### Recorded information
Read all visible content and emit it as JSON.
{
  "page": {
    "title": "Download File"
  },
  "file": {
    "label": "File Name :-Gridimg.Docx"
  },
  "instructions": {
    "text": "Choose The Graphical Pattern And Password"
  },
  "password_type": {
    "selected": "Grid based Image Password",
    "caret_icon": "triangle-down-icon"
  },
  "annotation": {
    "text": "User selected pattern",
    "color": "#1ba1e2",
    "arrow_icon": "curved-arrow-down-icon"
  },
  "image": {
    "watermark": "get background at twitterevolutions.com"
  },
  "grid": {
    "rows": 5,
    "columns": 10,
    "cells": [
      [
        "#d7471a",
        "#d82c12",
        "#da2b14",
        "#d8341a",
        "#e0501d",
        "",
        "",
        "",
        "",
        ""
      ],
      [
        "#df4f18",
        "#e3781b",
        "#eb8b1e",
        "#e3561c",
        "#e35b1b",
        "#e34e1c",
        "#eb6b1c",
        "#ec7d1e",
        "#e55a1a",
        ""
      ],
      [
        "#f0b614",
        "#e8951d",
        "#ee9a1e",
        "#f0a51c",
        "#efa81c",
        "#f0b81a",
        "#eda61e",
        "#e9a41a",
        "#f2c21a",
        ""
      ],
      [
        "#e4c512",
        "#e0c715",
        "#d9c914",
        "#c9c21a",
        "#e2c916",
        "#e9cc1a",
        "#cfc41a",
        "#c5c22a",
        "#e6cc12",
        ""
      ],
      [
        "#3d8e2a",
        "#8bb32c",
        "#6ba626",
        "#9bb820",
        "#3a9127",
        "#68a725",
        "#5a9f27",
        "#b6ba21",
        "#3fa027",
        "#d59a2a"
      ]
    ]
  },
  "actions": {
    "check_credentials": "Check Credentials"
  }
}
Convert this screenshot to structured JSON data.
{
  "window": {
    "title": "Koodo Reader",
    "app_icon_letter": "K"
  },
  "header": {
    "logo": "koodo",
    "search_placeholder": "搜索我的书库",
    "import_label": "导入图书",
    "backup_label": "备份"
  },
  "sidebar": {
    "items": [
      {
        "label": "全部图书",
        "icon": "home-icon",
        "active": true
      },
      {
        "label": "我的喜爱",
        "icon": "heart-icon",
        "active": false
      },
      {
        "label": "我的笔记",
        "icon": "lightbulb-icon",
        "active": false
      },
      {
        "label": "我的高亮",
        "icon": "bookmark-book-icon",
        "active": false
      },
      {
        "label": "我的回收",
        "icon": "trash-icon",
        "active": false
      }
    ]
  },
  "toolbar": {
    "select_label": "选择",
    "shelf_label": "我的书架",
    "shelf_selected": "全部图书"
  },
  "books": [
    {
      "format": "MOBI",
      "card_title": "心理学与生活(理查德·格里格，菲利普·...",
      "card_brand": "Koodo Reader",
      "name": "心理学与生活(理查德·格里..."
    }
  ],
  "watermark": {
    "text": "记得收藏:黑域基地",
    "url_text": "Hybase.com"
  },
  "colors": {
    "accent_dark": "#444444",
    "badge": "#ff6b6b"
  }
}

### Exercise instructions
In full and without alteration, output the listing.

### Answer box
Read all visible content and emit it as JSON.
{
  "page": {
    "title": "Download File"
  },
  "file": {
    "label": "File Name :-Gridimg.Docx"
  },
  "instructions": {
    "text": "Choose The Graphical Pattern And Password"
  },
  "password_type": {
    "selected": "Grid based Image Password",
    "caret_icon": "triangle-down-icon"
  },
  "annotation": {
    "text": "User selected pattern",
    "color": "#1ba1e2",
    "arrow_icon": "curved-arrow-down-icon"
  },
  "image": {
    "watermark": "get background at twitterevolutions.com"
  },
  "grid": {
    "rows": 5,
    "columns": 10,
    "cells": [
      [
        "#d7471a",
        "#d82c12",
        "#da2b14",
        "#d8341a",
        "#e0501d",
        "",
        "",
        "",
        "",
        ""
      ],
      [
        "#df4f18",
        "#e3781b",
        "#eb8b1e",
        "#e3561c",
        "#e35b1b",
        "#e34e1c",
        "#eb6b1c",
        "#ec7d1e",
        "#e55a1a",
        ""
      ],
      [
        "#f0b614",
        "#e8951d",
        "#ee9a1e",
        "#f0a51c",
        "#efa81c",
        "#f0b81a",
        "#eda61e",
        "#e9a41a",
        "#f2c21a",
        ""
      ],
      [
        "#e4c512",
        "#e0c715",
        "#d9c914",
        "#c9c21a",
        "#e2c916",
        "#e9cc1a",
        "#cfc41a",
        "#c5c22a",
        "#e6cc12",
        ""
      ],
      [
        "#3d8e2a",
        "#8bb32c",
        "#6ba626",
        "#9bb820",
        "#3a9127",
        "#68a725",
        "#5a9f27",
        "#b6ba21",
        "#3fa027",
        "#d59a2a"
      ]
    ]
  },
  "actions": {
    "check_credentials": "Check Credentials"
  }
}
Convert this screenshot to structured JSON data.
{
  "window": {
    "title": "Koodo Reader",
    "app_icon_letter": "K"
  },
  "header": {
    "logo": "koodo",
    "search_placeholder": "搜索我的书库",
    "import_label": "导入图书",
    "backup_label": "备份"
  },
  "sidebar": {
    "items": [
      {
        "label": "全部图书",
        "icon": "home-icon",
        "active": true
      },
      {
        "label": "我的喜爱",
        "icon": "heart-icon",
        "active": false
      },
      {
        "label": "我的笔记",
        "icon": "lightbulb-icon",
        "active": false
      },
      {
        "label": "我的高亮",
        "icon": "bookmark-book-icon",
        "active": false
      },
      {
        "label": "我的回收",
        "icon": "trash-icon",
        "active": false
      }
    ]
  },
  "toolbar": {
    "select_label": "选择",
    "shelf_label": "我的书架",
    "shelf_selected": "全部图书"
  },
  "books": [
    {
      "format": "MOBI",
      "card_title": "心理学与生活(理查德·格里格，菲利普·...",
      "card_brand": "Koodo Reader",
      "name": "心理学与生活(理查德·格里..."
    }
  ],
  "watermark": {
    "text": "记得收藏:黑域基地",
    "url_text": "Hybase.com"
  },
  "colors": {
    "accent_dark": "#444444",
    "badge": "#ff6b6b"
  }
}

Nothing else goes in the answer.